As the use of online shopping has skyrocketed, so have consumers’ expectations for quick and accurate deliveries. This has led to a pace of activity in warehouses that is incredibly demanding on workers.
Assistance from robots could help ease the workflow and optimize output, but it’s been a challenge to integrate them into these types of workspaces. In assembly lines, robots perform the same tasks repetitively. But in warehouses, robots need to grasp and move objects of varying shapes and sizes, requiring them to make many adjustments. If their movements are jerky, it can damage the object, as well as lead to wear and tear on the robot.
But a solution may be at hand. A research team led by Ken Goldberg, professor of industrial engineering and operations research and of electrical engineering and computer sciences, has developed artificial intelligence software that allows robotic arms to quickly grasp and move objects in a smooth and steady motion.
Previously, Goldberg and postdoctoral researcher Jeffrey Ichnowski had created a grasp-optimized motion planner that computed the most efficient way for robots to handle and move objects, but when they modified the software to smooth out the motions, it significantly slowed everything down, making the system impractical.
To address this challenge, the research team — including graduate student Yahav Avigal and undergraduate student Vishal Satish — combined a deep learning network with the motion planner. After sampling thousands of motions that a robot would likely make, they used them to train the deep learning network, which then proposed trajectories of varying lengths and selected the optimal one. The motion planner used that information to identify the best starting point for planning the smoothest trajectory to use. This integration proved to be key, allowing the team to cut the average computation time from 29 seconds to 80 milliseconds, or less than one-tenth of a second.
The researchers hope to expand this work to other robotic tasks in complex environments, as well as test new approaches to further speed up the deep learning process.

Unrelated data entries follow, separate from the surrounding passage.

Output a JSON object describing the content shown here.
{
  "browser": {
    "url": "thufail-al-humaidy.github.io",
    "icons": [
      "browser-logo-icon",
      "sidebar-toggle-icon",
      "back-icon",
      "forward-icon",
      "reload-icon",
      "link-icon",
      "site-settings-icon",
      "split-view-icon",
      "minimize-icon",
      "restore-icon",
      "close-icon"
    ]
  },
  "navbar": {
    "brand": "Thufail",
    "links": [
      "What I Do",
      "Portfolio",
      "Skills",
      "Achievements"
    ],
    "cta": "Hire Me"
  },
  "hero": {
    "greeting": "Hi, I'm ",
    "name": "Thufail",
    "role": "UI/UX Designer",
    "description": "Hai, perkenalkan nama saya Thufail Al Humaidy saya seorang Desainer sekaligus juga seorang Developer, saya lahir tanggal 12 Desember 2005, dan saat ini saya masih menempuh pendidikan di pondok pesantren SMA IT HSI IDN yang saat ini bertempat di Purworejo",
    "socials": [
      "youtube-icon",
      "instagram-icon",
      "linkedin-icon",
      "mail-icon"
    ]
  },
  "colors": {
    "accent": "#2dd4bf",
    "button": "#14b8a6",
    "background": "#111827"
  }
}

Learn more: Deep learning can accelerate grasp-optimized motion planning (Science Robotics)